"We expect the deposit rate to be cut by 10 basis points to 0.15% but there is a broad range of possible outcomes, which could leave the deposit rate anywhere between unchanged and a 25-basis-point cut," wrote economists at Danske Bank in Copenhagen. "We are in uncharted territory."
Proponents of a cut in the deposit rate contend it may encourage banks that have been parking extra cash at the ECB to lend it to other banks in the euro zone.
Victoria Clarke, economist at Investec in London, argued that a change in the deposit rate would be a mistake. Sending the deposit rate to zero would likely increase "pass-the-parcel-type" short-term interbank lending while doing little to boost lending to the private sector, she argued.
Leaving the deposit rate at 0.25% and narrowing the corridor with the refi rate to 50 basis points would provide a financial boost for banks, leaving them better positioned to support private-sector credit flows, she said.
On the other hand, Elwin de Groot, economist at Rabobank International in Utrecht, Netherlands, said a quarter-point cut in the deposit rate would, in principle, be more effective than a similar cut in the refi rate.
A deposit-rate cut would be more likely to translate into a bigger decline in interbank lending rates, he said, in a note.
De Groot, however, questioned whether such a move would inspire banks in the euro zone's core to resume lending to banks in the periphery. Also, it's not clear why banks would start lending to the private sector when loan demand remains subdued, he said.
The European Union summit last week cheered markets after leaders agreed to allow the region's permanent rescue fund to eventually directly recapitalize Spain's ailing bank sector, ensured that loans from the fund won't be senior to other bondholders, and took steps to ease rules regarding the ability of the euro-zone's rescue funds to buy up distressed government debt.

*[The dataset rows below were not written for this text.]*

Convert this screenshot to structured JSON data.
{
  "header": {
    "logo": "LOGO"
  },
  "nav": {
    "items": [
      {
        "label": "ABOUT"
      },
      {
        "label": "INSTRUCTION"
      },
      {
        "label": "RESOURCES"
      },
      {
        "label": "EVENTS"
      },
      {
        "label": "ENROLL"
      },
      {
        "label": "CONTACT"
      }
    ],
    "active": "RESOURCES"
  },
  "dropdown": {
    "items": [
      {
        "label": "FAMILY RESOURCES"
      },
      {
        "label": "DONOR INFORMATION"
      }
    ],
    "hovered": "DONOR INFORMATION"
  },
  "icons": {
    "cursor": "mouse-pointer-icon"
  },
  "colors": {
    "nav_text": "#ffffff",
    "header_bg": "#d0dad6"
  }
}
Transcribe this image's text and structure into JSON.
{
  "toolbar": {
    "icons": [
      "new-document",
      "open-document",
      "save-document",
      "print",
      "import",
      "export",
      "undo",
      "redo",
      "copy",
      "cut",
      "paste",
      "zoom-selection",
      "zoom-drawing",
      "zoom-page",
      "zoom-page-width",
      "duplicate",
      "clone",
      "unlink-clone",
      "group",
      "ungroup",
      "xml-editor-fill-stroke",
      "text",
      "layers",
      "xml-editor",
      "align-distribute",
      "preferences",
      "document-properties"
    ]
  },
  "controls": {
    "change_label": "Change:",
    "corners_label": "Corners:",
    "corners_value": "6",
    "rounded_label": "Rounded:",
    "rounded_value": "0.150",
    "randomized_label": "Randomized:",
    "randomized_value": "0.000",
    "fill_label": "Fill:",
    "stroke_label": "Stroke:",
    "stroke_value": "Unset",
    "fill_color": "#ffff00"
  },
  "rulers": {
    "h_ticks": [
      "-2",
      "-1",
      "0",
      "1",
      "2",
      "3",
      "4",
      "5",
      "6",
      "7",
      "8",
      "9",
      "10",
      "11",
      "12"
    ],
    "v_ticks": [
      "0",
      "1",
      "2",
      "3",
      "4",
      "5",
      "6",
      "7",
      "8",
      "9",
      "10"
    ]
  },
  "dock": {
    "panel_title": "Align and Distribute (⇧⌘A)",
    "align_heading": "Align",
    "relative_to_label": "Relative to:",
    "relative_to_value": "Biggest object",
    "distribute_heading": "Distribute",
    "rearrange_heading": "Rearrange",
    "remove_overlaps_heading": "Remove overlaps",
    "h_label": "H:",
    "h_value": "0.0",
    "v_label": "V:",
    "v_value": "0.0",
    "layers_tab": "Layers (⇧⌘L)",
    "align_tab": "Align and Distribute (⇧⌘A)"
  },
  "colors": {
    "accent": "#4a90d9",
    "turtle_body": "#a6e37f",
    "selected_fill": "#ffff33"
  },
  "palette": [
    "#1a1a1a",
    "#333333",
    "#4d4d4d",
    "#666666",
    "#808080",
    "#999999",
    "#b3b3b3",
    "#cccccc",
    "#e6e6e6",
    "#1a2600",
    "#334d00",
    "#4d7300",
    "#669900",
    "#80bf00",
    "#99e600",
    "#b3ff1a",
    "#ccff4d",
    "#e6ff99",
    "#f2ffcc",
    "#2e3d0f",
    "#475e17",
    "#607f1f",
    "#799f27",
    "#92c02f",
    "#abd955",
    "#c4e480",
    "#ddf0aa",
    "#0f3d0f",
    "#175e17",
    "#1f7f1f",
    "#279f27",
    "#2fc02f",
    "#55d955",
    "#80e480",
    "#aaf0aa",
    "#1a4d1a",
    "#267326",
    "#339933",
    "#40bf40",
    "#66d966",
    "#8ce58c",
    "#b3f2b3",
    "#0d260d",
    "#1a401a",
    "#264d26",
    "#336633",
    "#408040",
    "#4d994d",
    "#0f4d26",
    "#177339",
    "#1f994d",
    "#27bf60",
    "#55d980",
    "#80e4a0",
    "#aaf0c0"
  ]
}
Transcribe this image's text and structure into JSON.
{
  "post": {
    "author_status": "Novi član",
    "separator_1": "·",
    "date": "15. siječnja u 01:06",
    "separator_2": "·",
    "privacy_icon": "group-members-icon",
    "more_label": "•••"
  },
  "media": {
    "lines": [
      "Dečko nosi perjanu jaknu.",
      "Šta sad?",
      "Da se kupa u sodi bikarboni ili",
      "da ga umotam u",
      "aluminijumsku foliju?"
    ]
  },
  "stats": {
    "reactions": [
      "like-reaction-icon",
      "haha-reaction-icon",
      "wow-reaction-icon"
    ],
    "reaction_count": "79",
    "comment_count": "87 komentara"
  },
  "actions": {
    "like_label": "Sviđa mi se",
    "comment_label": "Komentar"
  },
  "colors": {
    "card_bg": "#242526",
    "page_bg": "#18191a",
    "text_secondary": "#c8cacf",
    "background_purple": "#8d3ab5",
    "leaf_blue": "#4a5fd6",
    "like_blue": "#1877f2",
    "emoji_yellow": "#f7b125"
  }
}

The euro bounced higher in the wake of the summit meeting and has held its own in recent sessions. The euro (EURUSD) changed hands at $1.2559 in recent action versus the dollar, little changed from its level in North American trade late Tuesday.
Economists are also divided on whether the ECB will move to boost overall liquidity by offering another three-year long-term refinancing operation, or LTRO.
A pair of such operations in December and February were credited with lowering fears of any near-term, funding-related banking failures while also providing banks with ammo to resume purchases of government bonds.
Marie Diron, senior economic adviser to the Ernst & Young Euro-zone Forecast, contends the ECB could cut its refi rate by a half point but doubts the central bank is ready to provide another round of long-term loans amid a lack of evidence of regionwide lack of liquidity.
Weinberg contends, however, that the ECB is likely to open the long-term liquidity taps after moving last month to ease rules governing the collateral banks can post to secure loans from the central bank.
"It is more comfortable to lend out cash when you have it on hand for more than a week," he said.
Before the ECB acts, the Bank of England will announce the outcome of its policy meeting at 7 a.m. U.S. Eastern.
Economists widely expect the bank to boost the size of its quantitative-easing program by another 50 billion pounds ($78.3 billion), bringing it to £375 billion. Read Market Extra and ECB, BOE rate expectations.
Of course, any sort of rate cut isn't a foregone conclusion.